Extracted data →
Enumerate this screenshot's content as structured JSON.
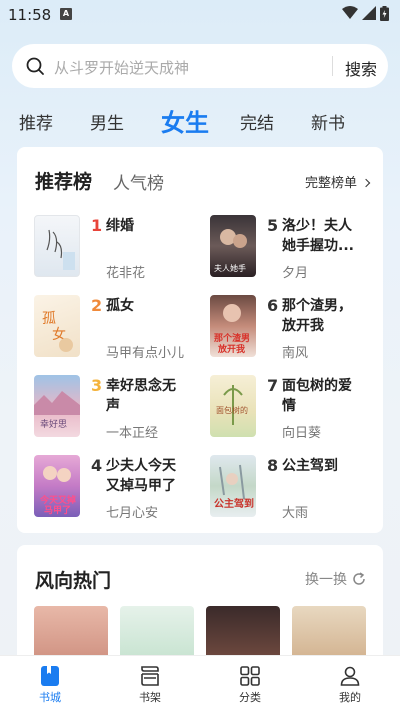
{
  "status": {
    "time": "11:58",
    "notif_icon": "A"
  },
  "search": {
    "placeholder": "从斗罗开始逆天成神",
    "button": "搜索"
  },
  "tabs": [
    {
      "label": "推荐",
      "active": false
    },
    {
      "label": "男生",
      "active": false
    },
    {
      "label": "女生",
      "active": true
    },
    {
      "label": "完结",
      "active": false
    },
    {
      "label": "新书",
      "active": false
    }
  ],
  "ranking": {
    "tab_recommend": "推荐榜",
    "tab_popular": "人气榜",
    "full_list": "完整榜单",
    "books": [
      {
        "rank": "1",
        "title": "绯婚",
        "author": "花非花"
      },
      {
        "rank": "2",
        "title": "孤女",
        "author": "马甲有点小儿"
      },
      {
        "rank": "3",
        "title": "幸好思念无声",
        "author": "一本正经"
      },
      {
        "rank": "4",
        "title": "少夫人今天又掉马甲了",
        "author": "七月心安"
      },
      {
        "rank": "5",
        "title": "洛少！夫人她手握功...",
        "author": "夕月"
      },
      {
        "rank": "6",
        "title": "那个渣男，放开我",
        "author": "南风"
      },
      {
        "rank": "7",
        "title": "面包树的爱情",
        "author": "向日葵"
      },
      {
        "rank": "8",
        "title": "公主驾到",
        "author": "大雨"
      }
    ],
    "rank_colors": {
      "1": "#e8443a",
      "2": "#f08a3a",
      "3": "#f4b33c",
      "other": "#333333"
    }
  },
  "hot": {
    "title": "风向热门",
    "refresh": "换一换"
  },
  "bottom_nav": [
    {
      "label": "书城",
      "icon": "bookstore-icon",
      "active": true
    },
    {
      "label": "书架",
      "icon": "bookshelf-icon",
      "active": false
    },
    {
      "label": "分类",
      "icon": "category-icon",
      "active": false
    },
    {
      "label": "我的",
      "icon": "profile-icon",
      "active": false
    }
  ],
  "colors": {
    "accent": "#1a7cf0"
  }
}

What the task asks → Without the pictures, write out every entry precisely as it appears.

Exercise result →
Enumerate this screenshot's content as structured JSON.
{
  "status": {
    "time": "11:58",
    "notif_icon": "A"
  },
  "search": {
    "placeholder": "从斗罗开始逆天成神",
    "button": "搜索"
  },
  "tabs": [
    {
      "label": "推荐",
      "active": false
    },
    {
      "label": "男生",
      "active": false
    },
    {
      "label": "女生",
      "active": true
    },
    {
      "label": "完结",
      "active": false
    },
    {
      "label": "新书",
      "active": false
    }
  ],
  "ranking": {
    "tab_recommend": "推荐榜",
    "tab_popular": "人气榜",
    "full_list": "完整榜单",
    "books": [
      {
        "rank": "1",
        "title": "绯婚",
        "author": "花非花"
      },
      {
        "rank": "2",
        "title": "孤女",
        "author": "马甲有点小儿"
      },
      {
        "rank": "3",
        "title": "幸好思念无声",
        "author": "一本正经"
      },
      {
        "rank": "4",
        "title": "少夫人今天又掉马甲了",
        "author": "七月心安"
      },
      {
        "rank": "5",
        "title": "洛少！夫人她手握功...",
        "author": "夕月"
      },
      {
        "rank": "6",
        "title": "那个渣男，放开我",
        "author": "南风"
      },
      {
        "rank": "7",
        "title": "面包树的爱情",
        "author": "向日葵"
      },
      {
        "rank": "8",
        "title": "公主驾到",
        "author": "大雨"
      }
    ],
    "rank_colors": {
      "1": "#e8443a",
      "2": "#f08a3a",
      "3": "#f4b33c",
      "other": "#333333"
    }
  },
  "hot": {
    "title": "风向热门",
    "refresh": "换一换"
  },
  "bottom_nav": [
    {
      "label": "书城",
      "icon": "bookstore-icon",
      "active": true
    },
    {
      "label": "书架",
      "icon": "bookshelf-icon",
      "active": false
    },
    {
      "label": "分类",
      "icon": "category-icon",
      "active": false
    },
    {
      "label": "我的",
      "icon": "profile-icon",
      "active": false
    }
  ],
  "colors": {
    "accent": "#1a7cf0"
  }
}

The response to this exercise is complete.